ABOUT THIS EXERCISE. In your copy, leave out the pictures and repeat the entries below exactly.

──────── DATA TO USE ────────

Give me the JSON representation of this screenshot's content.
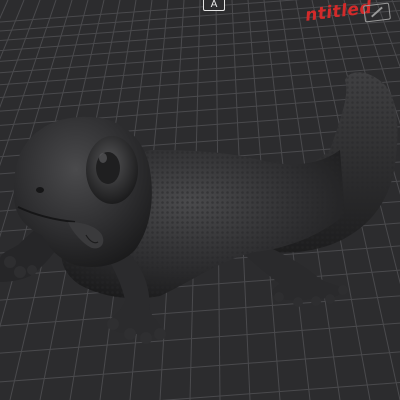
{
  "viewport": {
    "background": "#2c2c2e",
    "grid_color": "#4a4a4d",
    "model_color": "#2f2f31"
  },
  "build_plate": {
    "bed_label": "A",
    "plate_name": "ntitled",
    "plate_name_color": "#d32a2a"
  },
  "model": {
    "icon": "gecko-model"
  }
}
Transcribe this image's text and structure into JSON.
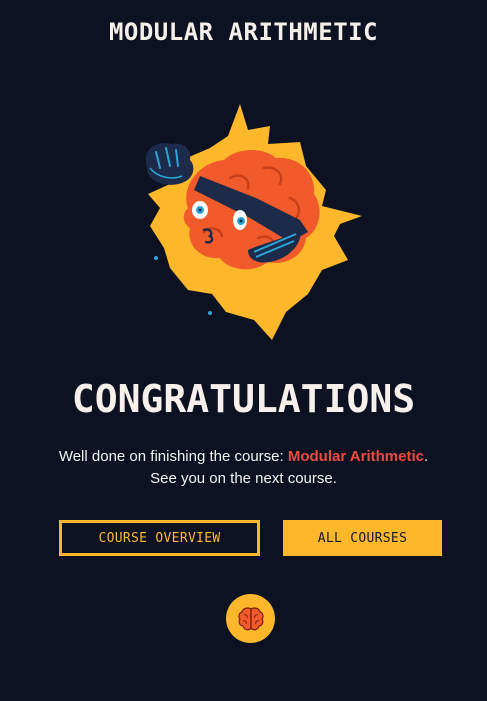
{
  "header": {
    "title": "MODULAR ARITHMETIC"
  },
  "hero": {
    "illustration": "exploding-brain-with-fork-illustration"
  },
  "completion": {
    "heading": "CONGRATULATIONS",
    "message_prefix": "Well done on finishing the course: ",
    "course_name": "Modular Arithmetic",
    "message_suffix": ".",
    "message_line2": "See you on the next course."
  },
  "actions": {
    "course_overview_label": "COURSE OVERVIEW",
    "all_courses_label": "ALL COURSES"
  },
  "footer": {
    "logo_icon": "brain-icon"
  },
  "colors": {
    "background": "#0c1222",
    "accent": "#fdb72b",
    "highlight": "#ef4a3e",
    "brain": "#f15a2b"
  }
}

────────

ANSWER BOX.
Give me the JSON representation of this screenshot's content.
{
  "viewport": {
    "background": "#2c2c2e",
    "grid_color": "#4a4a4d",
    "model_color": "#2f2f31"
  },
  "build_plate": {
    "bed_label": "A",
    "plate_name": "ntitled",
    "plate_name_color": "#d32a2a"
  },
  "model": {
    "icon": "gecko-model"
  }
}
Transcribe this image's text and structure into JSON.
{
  "header": {
    "title": "MODULAR ARITHMETIC"
  },
  "hero": {
    "illustration": "exploding-brain-with-fork-illustration"
  },
  "completion": {
    "heading": "CONGRATULATIONS",
    "message_prefix": "Well done on finishing the course: ",
    "course_name": "Modular Arithmetic",
    "message_suffix": ".",
    "message_line2": "See you on the next course."
  },
  "actions": {
    "course_overview_label": "COURSE OVERVIEW",
    "all_courses_label": "ALL COURSES"
  },
  "footer": {
    "logo_icon": "brain-icon"
  },
  "colors": {
    "background": "#0c1222",
    "accent": "#fdb72b",
    "highlight": "#ef4a3e",
    "brain": "#f15a2b"
  }
}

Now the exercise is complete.